Bour spared no time or expense in figuring out how to offer house-made mustard on tap at the charcuterie station in Avant, the new casual restaurant that recently replaced El Bizcocho, at the Rancho Bernardo Inn. His two taps almost broke the bank at $10,000. He offers two varieties of mustard daily—one standard, the other rotating flavors such as tarragon, black truffle, horseradish, etc. He imports the mustard seeds from France, mixes them with Evian water, vinegar, verjus, and a pinch of sugar and piment d’Espelette. In addition to using the mustard as an accompaniment to charcuterie, he uses it in dishes such as rabbit with mustard sauce, steamed mussels, vinaigrettes, and deviled eggs with unusual toppings.

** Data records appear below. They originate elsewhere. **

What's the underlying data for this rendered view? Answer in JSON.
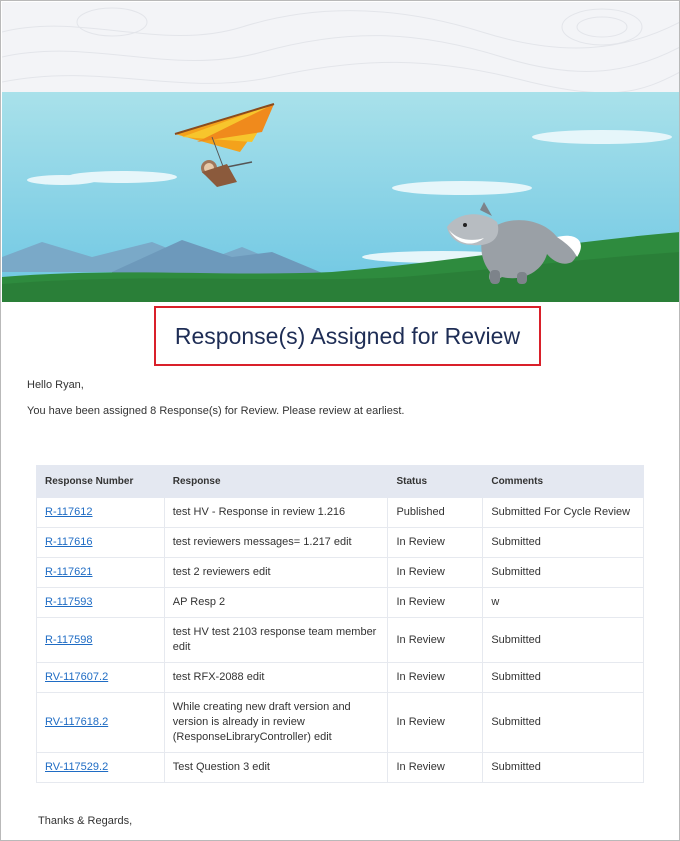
{
  "header": {
    "title": "Response(s) Assigned for Review"
  },
  "body": {
    "greeting": "Hello Ryan,",
    "intro": "You have been assigned 8 Response(s) for Review. Please review at earliest.",
    "signoff": "Thanks & Regards,"
  },
  "table": {
    "headers": [
      "Response Number",
      "Response",
      "Status",
      "Comments"
    ],
    "rows": [
      {
        "number": "R-117612",
        "response": "test HV - Response in review 1.216",
        "status": "Published",
        "comments": "Submitted For Cycle Review"
      },
      {
        "number": "R-117616",
        "response": "test reviewers messages= 1.217 edit",
        "status": "In Review",
        "comments": "Submitted"
      },
      {
        "number": "R-117621",
        "response": "test 2 reviewers edit",
        "status": "In Review",
        "comments": "Submitted"
      },
      {
        "number": "R-117593",
        "response": "AP Resp 2",
        "status": "In Review",
        "comments": "w"
      },
      {
        "number": "R-117598",
        "response": "test HV test 2103 response team member edit",
        "status": "In Review",
        "comments": "Submitted"
      },
      {
        "number": "RV-117607.2",
        "response": "test RFX-2088 edit",
        "status": "In Review",
        "comments": "Submitted"
      },
      {
        "number": "RV-117618.2",
        "response": "While creating new draft version and version is already in review (ResponseLibraryController) edit",
        "status": "In Review",
        "comments": "Submitted"
      },
      {
        "number": "RV-117529.2",
        "response": "Test Question 3 edit",
        "status": "In Review",
        "comments": "Submitted"
      }
    ]
  },
  "colors": {
    "title": "#1e2d55",
    "highlight_border": "#d9202a",
    "link": "#1f6cc4",
    "table_header_bg": "#e4e8f1",
    "sky": "#9fdcea",
    "grass": "#2e8b3e"
  },
  "icons": {
    "banner": "hang-glider-and-wolf-illustration"
  }
}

Bour’s mustard is for sale at the restaurant and will soon be distributed at retail stores in Southern California. And he says, “Someday I hope to have my own mustard company.”